- Paws don't get caught in the carpet and tear
- Your legs won't get scratched when your Border Terrier jumps up to greet you with excitement
Puppy parents should start grooming their Border pup early to get them used to the process. Dogs are often sensitive about their feet, so handle your pup's paws frequently to get them used to your touch. Grooming can be easier if you make it a positive, reward-filled experience for your dog. This is how you'll lay the groundwork for easy-breezy veterinary exams when your pup is an adult.
Children And Other Pets
Border Terriers are a perfect animal companion for kids, as they can effortlessly match a child's energy all day long. However, they may be a little too rambunctious for households with children under the age of six. Just take care to supervise them, especially around the young ones, as they can unintentionally hurt small children.

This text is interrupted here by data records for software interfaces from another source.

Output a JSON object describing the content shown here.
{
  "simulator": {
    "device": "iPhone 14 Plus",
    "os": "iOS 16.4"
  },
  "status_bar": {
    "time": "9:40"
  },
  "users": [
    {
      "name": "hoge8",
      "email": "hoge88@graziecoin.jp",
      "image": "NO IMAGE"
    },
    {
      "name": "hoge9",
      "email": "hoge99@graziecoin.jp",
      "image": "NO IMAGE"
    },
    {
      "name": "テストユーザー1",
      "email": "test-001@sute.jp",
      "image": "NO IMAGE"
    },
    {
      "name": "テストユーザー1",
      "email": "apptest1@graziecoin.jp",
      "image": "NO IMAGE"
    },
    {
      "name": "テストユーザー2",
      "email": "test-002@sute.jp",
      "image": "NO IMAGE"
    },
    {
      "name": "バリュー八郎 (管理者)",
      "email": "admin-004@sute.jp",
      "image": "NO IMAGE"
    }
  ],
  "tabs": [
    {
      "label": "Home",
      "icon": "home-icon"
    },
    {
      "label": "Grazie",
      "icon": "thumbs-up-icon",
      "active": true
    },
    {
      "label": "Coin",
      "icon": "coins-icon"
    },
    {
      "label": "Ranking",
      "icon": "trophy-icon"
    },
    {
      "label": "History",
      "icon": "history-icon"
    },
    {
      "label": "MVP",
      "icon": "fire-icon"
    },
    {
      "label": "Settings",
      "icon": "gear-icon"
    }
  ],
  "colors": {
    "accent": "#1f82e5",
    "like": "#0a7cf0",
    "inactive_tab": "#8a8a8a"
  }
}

Children must be taught how to touch and approach your Border Terrier, as with any animal. Supervision is recommended for interactions between dogs and young children to prevent any biting or ear pulling from either party.
Border Terriers generally get along well with other pet animals when they are socialized as puppies. These Terriers tend to thrive with dogs of the opposite sex. Borders are likely to appease their original instincts to chase outdoor cats, squirrels, and other small wildlife. And if you care for the safety of any smaller prey-type animals (such as birds, rabbits, hamsters, and gerbils), do not trust your Border to be alone with them.
Border Terrier Dog Rescue Groups
Sad as it is, people sometimes adopt Border Terriers without a clear understanding of what goes into owning one. The result is that this sweet and loving breed often ends up in need of fostering or adoption and in the care of rescue groups. There are several Border rescue groups online that can help with finding homes, fostering, and other rescue-related issues for dogs in need of assistance.
If raising and training a puppy doesn't interest you, an adult Border Terrier may be a great choice. Adults can be much easier because they may have already gone through training and the destructive puppy stage. If you're interested in adopting an adult Border Terrier, a dog rescue is a perfect place to look.
To ensure that you're getting a healthy dog, never buy a puppy from puppy mills. Also, never trust any pet store or breeder who can't or won't provide the dog's health clearances.
More About the Border Terrier
Border Terriers thrive when they're with people. They aren't happy living outdoors with little human interaction. If left to their own devices, they can get bored and become noisy or destructive. These pups are expert escape artists and will likely find their way out of any fenced yard if given enough time and opportunity. Find yourself a bouncy, lovable, and fearless Border Terrier, and you'll never look back!